Dragon models 1/35th scale Maus

By: Stuart Beatson

Having recently been bitten by the armour bug I was cruising the hobby shop for my next project when I saw the re-release of the 1/35 scale Maus by Dragon. The Maus was what you could call a Panzer '46 project which progressed beyond the drawing board with 2 actually being built, but the war ended before they could see action.

The design was very impressive from an engineering stand point but totally impractical, and given the nature of air power in 1945 it would not have lasted long had it been deployed as a conventional armoured vehicle. I was keen however to do an in service version of this armoured monster so I had to come up with a plausible what if scenario. The Maus did not have a great range nor was it extremely quick however it mounted a 128mm cannon and had in excess of 200mm of frontal armour so any deployment of this beast would have been best around a static defense.

I was rummaging around my spares box one day when I came across night fighting gear from an Panther kit. It was at that point I had what you would call a Eureka moment, a night fighting Maus!

With the idea in place the build was started with the rather complex running gear which the Maus used.

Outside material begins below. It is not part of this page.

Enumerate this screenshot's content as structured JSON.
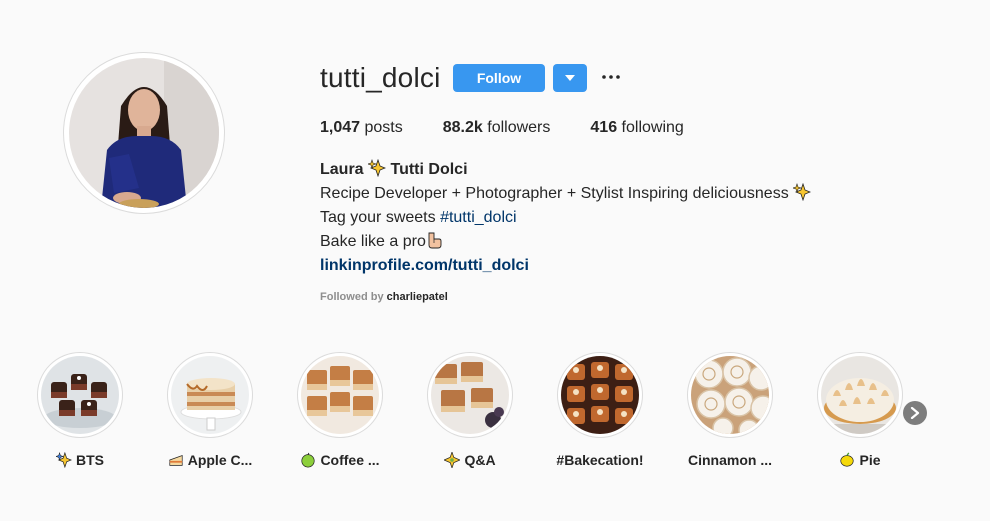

It was designed by Porsche and consisted of two wheels mounted on a bogie style arrangement and there were six bogies on each side of the tank. Each of the bogies and the wheels had flash and prominent injector marks which required cleaning and filling, quite a tedious task. When completed the bogies were assembled as per the instructions and then glued onto the lower hull.

The section making up the top of the hull had a rather prominent bow which I could not get rid of without damaging the detail. I got around it by cutting four even lengths of sprue and glued them to the lower hull as supports for the top deck. When the upper hull was glued to the lower hull the supports straightened out the top deck and had the added bonus of strengthening the whole hull assembly.

One disappointing thing about the kit was the lack of any form of etched brass for the rather large grills in the top of the hull. I had to paint the interior of the hull black to hide the fact that you could see straight through the grills. I added to the front of the hull a machine gun as some form of self defense would have been required from infantry. In addition I also added tool racks, tools and other paraphernalia that you usually see on tanks in service.

The fuel tank mounted on the back was probably the most time consuming assembly of all. It came in four pieces and when assembled there was a dirty great seam down the centre of it, which had to be removed without damaging any of the raised detail. Once the rest of the various bits and pieces were added to the hull the side skirts were glued in place.

The turret assembly was pretty quick as there were not many parts, I did however make some guards for the periscope sites from scraps of etched brass. I toyed with the idea of getting an aluminium barrel to replace the kit barrel but the fit of the kit barrel ended up being pretty good so I didn't bother.

I planned to have a night vision scope for the driver and the commander so I went about making the fixtures to mount the night vision gear. For the driver a small platform was bent up from scrap plastic and the scope and light were mounted. For the commander it was pretty much a case of mounting the scope to the periscope on the turret and fixing the light to a piece of scrap plastic which was glued to the top of the periscope. Wiring for the night vision gear and the forward head lights was added from fuse wire

The whole model was given a base coat of dark grey; the base coat was then lightened with neutral grey and sprayed on to high light the raised areas. The tracks were painted, assembled and then glued on. This part of assembling armour kits I have yet to master and it was completed only after a lot of expletives.

Given that this tank would be hiding in woods in preparation to lay an ambush, I thought that the camouflage should reflect a forest at night. I took some hints from my father in-law, as he is a landscape artist; the way he paints trees gave me ideas on how to approach the camouflage effect I wanted. I first sprayed using thinned down neutral grey, tree trunks and branches on the lower hull which I carried onto the turret. To simulate the trees leaves, blotches were sprayed on the turret, the airbrush was then pulled back and a light mist was sprayed over the blotches to lessen the effect and to give the impression of many trees with interlinking branches and leaves. A thinned down mixture of black was used to give depth to the branches and trunks on both the hull and the turret. I was not sure how this effect would come out, but on seeing the final result I was very happy with the overall look. The crosses from the decal sheet were put onto the kit before the process of dirtying began.

Given the weight of this tank it would have not stayed clean long, so I decided to apply mud liberally to the lower hull, running gear and tracks. This was achieved by mixing Gyprock (dry wall) putty with brown paint and water until I achieved the constancy of mud. This was then applied with an old paint brush. When dry a coat light brown was misted on to give the effect of dried mud. The rest of the model was dirtied up with pastels.

This kit was a pleasure to build although it had a few problems with flash and injector pin marks overall the fit was good and it was relatively easy to assemble. Building the Maus has inspired me to continue with armour kits as a nice break from the usual Sci-Fi and Aircraft.